◆ Description of the task ◆
Report each line of the entries that includes "JSON" by copying it.

Component data from apps and pages:
******************************
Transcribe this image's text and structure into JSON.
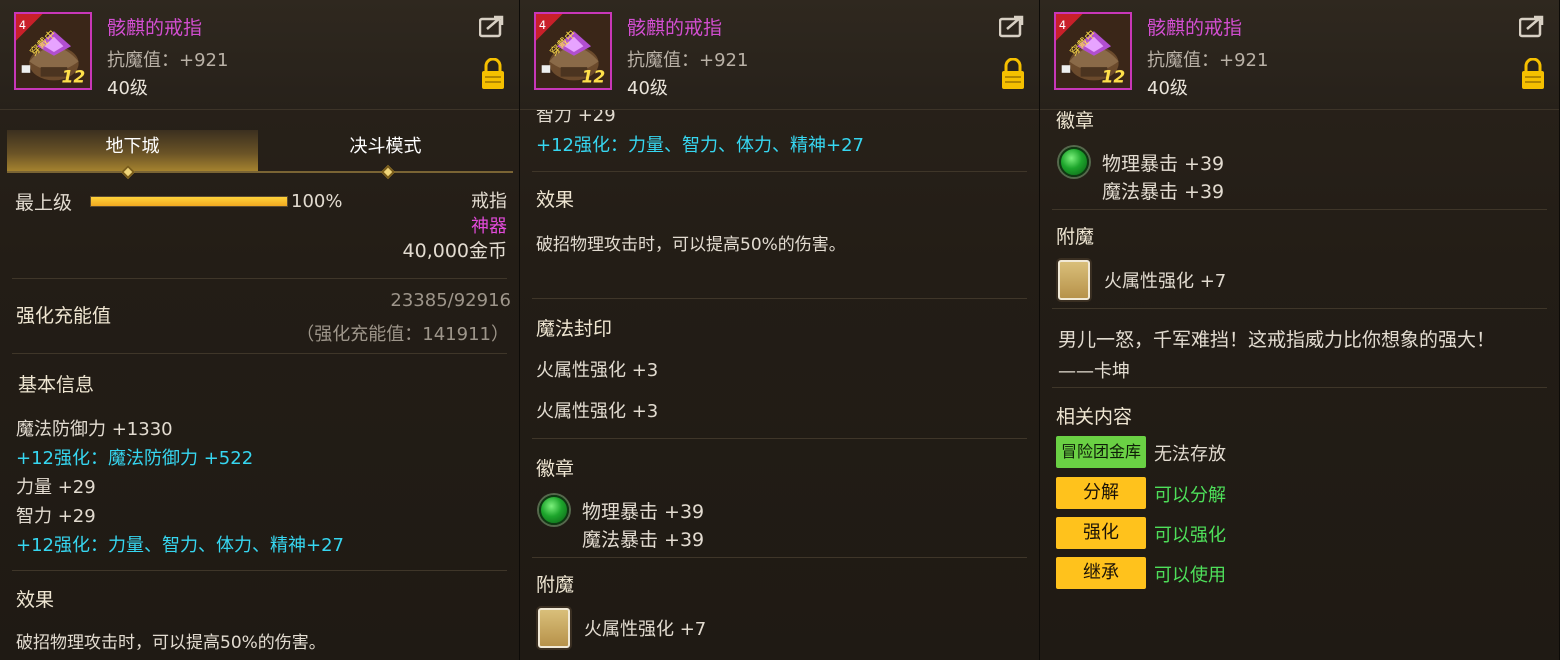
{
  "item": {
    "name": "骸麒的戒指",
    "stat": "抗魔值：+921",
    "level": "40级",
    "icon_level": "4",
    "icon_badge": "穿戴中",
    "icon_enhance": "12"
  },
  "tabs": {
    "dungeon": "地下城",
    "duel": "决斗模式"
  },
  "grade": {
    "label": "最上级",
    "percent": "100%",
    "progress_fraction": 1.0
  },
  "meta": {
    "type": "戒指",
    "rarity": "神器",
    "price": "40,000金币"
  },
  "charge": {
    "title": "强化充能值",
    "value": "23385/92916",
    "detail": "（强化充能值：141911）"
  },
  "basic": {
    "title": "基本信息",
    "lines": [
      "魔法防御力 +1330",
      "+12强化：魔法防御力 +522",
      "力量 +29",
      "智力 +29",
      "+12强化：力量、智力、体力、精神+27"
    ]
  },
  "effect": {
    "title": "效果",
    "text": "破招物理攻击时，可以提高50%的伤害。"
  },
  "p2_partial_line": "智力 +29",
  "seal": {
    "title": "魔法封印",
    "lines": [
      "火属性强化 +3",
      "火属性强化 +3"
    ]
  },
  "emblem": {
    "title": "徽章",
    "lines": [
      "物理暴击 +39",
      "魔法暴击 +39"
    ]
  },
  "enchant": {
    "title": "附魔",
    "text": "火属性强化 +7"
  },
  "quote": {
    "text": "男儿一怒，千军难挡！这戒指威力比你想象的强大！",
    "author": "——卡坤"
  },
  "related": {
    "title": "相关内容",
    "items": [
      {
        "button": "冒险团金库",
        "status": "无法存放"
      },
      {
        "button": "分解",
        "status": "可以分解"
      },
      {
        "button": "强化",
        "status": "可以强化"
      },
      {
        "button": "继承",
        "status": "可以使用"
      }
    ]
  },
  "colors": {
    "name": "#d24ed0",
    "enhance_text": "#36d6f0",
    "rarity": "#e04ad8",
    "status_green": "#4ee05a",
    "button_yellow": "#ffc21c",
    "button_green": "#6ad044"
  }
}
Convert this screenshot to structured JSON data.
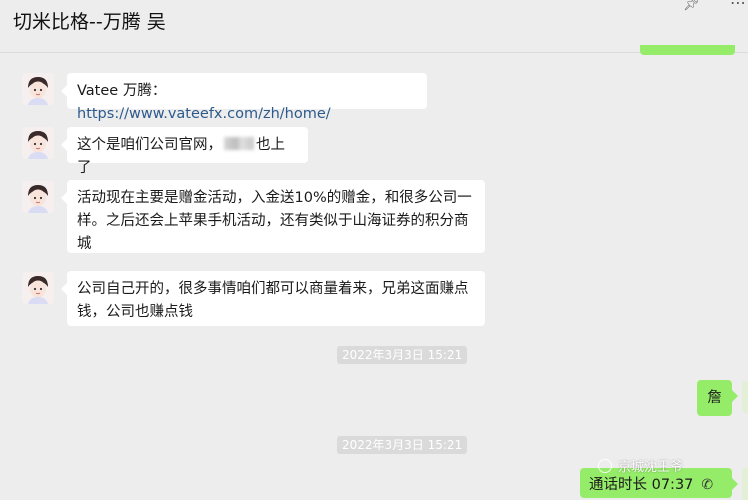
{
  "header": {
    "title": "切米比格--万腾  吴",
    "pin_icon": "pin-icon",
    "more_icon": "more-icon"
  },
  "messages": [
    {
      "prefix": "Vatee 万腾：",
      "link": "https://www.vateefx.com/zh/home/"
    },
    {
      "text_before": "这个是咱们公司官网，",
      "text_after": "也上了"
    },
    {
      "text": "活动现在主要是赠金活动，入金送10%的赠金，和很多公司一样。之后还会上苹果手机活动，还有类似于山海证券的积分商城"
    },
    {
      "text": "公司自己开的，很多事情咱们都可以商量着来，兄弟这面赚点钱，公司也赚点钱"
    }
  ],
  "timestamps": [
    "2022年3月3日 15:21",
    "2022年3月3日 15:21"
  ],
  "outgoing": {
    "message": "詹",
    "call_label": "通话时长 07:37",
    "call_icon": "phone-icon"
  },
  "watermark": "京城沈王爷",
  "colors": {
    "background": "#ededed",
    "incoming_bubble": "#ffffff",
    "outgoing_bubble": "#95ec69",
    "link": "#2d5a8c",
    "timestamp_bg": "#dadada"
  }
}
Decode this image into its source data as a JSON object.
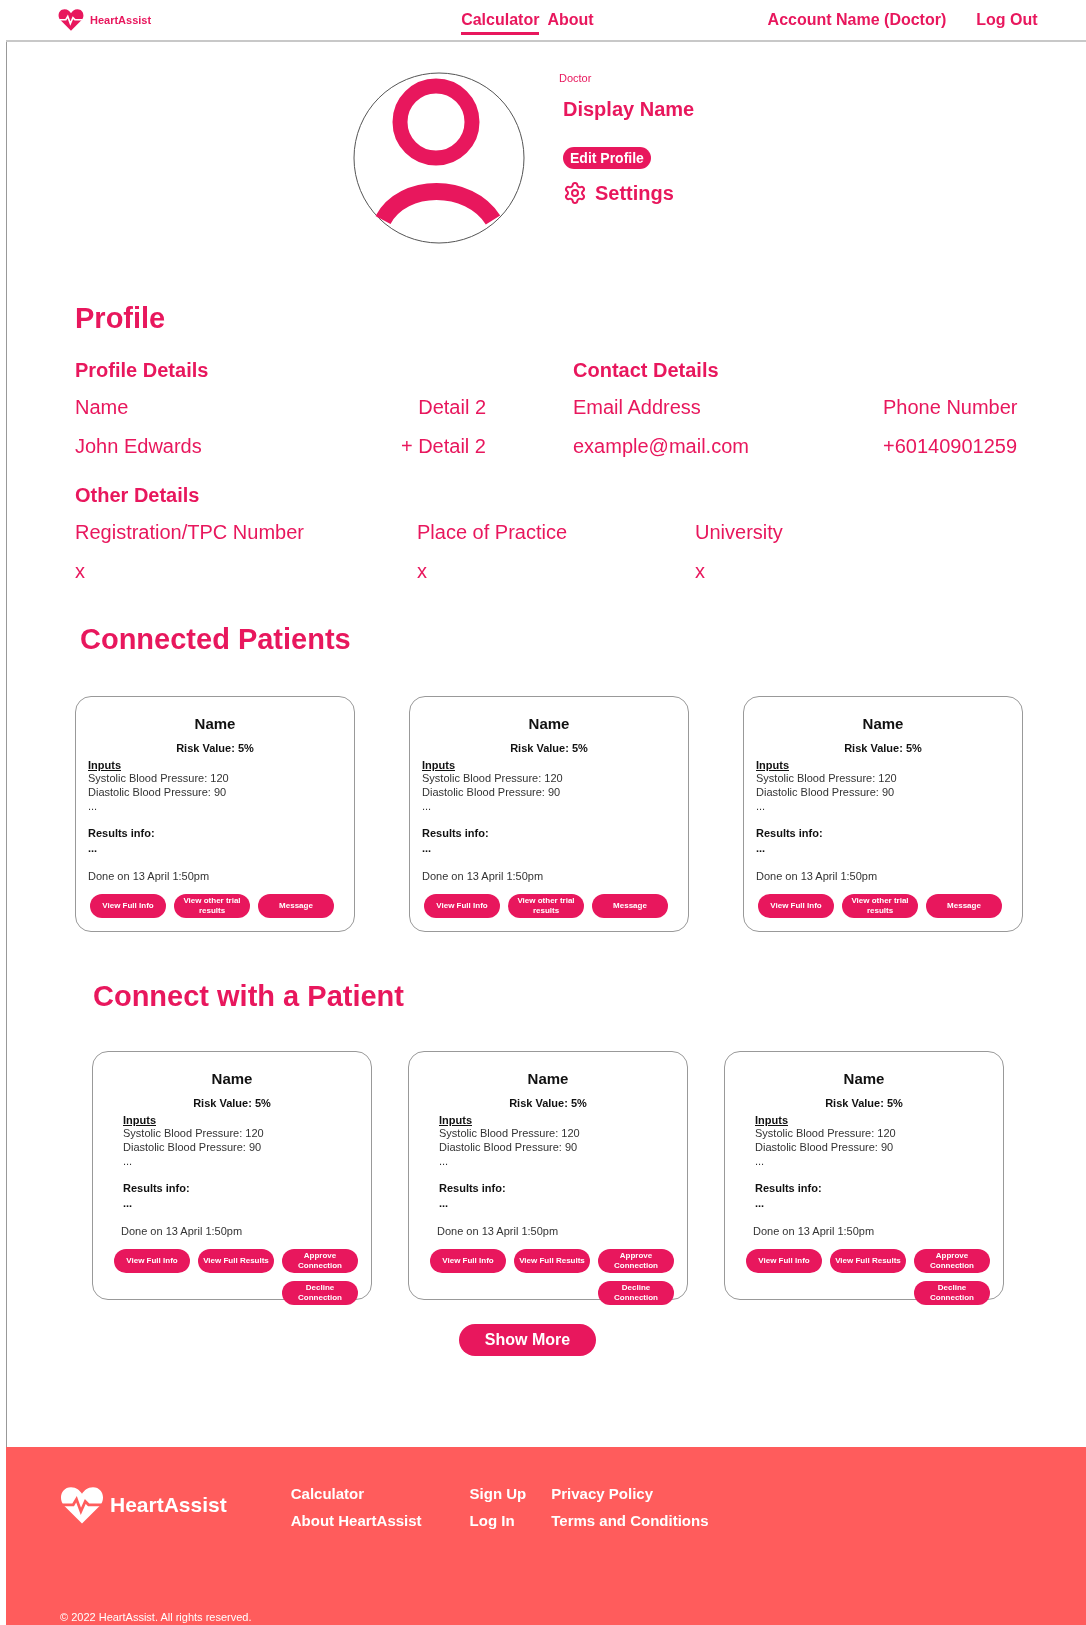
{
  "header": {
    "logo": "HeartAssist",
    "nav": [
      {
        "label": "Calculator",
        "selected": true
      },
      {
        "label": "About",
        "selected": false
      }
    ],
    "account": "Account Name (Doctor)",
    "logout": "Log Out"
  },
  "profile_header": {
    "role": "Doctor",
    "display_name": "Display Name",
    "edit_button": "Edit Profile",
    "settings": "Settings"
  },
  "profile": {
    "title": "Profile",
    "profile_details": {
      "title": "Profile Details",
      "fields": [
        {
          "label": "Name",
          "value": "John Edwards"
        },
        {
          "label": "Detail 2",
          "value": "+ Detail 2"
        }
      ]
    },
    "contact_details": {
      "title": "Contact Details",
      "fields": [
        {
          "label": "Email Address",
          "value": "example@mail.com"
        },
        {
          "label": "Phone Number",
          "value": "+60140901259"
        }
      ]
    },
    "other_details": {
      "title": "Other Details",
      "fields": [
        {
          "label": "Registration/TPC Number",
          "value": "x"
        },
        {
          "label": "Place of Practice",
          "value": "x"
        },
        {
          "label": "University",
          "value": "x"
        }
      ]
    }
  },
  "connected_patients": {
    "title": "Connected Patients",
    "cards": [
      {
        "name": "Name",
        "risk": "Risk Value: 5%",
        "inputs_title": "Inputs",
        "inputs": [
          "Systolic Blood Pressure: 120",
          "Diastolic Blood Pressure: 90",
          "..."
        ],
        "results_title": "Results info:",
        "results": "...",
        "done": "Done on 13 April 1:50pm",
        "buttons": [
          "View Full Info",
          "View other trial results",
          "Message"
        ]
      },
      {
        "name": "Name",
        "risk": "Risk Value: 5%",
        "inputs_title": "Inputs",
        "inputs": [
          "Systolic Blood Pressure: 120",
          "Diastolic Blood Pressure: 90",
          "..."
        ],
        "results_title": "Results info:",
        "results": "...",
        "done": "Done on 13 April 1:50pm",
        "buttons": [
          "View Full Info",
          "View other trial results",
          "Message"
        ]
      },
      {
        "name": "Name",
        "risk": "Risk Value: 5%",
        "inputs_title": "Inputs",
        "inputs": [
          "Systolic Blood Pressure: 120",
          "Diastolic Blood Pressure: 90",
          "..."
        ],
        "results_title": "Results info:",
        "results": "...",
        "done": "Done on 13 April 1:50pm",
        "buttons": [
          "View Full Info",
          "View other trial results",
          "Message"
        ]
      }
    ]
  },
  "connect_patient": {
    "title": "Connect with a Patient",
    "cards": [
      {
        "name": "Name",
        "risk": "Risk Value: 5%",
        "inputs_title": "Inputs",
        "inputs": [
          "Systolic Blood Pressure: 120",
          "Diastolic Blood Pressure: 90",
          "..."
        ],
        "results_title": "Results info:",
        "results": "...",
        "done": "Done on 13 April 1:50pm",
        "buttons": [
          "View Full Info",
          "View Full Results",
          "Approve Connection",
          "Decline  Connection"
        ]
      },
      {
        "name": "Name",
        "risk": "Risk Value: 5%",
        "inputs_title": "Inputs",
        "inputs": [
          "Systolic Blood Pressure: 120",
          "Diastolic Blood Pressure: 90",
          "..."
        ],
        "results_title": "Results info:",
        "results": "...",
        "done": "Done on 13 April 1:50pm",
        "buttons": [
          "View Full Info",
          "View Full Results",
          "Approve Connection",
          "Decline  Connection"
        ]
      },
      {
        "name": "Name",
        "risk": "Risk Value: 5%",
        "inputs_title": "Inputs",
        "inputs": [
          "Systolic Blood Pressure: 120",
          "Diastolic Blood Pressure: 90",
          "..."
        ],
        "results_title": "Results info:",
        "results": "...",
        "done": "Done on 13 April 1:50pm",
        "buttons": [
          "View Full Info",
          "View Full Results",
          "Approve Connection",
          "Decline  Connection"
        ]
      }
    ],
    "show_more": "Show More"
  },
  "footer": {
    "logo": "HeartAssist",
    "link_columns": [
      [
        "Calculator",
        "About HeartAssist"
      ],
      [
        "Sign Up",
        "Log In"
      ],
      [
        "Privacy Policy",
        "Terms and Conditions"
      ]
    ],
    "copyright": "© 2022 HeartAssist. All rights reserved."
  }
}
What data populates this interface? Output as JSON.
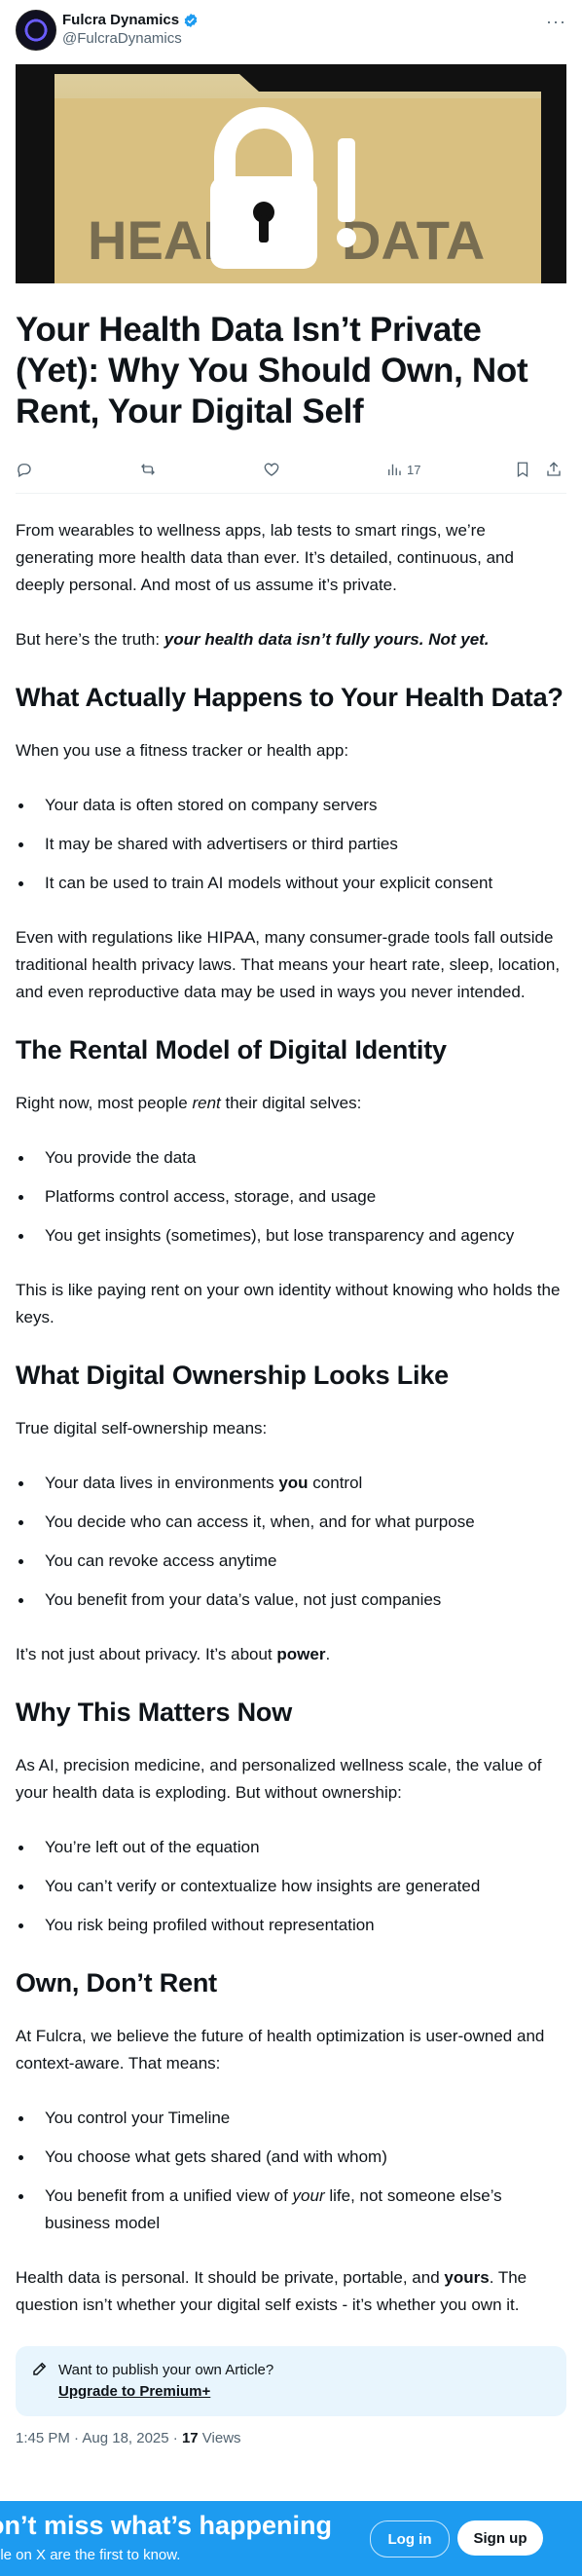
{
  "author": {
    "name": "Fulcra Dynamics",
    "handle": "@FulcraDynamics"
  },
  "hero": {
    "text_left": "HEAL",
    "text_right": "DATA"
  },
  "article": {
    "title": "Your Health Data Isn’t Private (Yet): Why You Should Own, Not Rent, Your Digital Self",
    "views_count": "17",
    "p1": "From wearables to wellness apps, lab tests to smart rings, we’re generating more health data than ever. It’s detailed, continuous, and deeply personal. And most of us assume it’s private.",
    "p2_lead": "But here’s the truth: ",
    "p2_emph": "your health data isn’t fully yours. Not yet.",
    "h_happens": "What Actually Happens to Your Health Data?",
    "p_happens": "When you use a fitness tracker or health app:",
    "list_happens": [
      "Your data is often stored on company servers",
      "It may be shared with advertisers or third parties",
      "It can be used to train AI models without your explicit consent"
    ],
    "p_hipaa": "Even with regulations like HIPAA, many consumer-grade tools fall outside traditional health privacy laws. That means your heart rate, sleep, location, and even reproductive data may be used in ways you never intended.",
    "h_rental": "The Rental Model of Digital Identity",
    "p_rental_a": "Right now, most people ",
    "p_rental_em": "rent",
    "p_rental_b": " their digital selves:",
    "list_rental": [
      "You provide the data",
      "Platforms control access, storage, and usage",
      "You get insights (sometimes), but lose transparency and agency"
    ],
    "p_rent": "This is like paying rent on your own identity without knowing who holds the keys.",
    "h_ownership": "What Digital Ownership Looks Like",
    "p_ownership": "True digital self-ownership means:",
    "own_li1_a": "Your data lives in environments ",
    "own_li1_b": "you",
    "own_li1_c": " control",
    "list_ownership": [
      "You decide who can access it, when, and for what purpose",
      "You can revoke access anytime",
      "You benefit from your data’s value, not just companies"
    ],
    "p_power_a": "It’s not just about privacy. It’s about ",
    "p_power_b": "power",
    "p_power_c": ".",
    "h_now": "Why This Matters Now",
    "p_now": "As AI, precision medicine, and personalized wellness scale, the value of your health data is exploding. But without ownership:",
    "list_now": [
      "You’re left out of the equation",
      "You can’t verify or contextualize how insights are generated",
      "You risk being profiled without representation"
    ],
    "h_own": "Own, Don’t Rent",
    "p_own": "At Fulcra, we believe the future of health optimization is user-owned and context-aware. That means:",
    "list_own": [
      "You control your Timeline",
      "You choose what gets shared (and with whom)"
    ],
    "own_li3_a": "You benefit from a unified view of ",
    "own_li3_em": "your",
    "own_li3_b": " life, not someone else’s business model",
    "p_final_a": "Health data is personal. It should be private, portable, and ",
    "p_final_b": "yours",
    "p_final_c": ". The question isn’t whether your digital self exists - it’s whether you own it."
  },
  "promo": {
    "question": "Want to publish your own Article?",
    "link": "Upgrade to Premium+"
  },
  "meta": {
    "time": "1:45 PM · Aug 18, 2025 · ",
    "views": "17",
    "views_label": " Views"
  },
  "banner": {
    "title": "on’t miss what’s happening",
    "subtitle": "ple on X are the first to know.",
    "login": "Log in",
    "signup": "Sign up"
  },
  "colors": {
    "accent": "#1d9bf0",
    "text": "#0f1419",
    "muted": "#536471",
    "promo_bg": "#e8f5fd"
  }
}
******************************
◆ Answer to this task ◆
Transcribe this image's text and structure into JSON.
Convert this screenshot to structured JSON data.
Decode this image into its source data as a JSON object.
What data populates this interface? Output as JSON.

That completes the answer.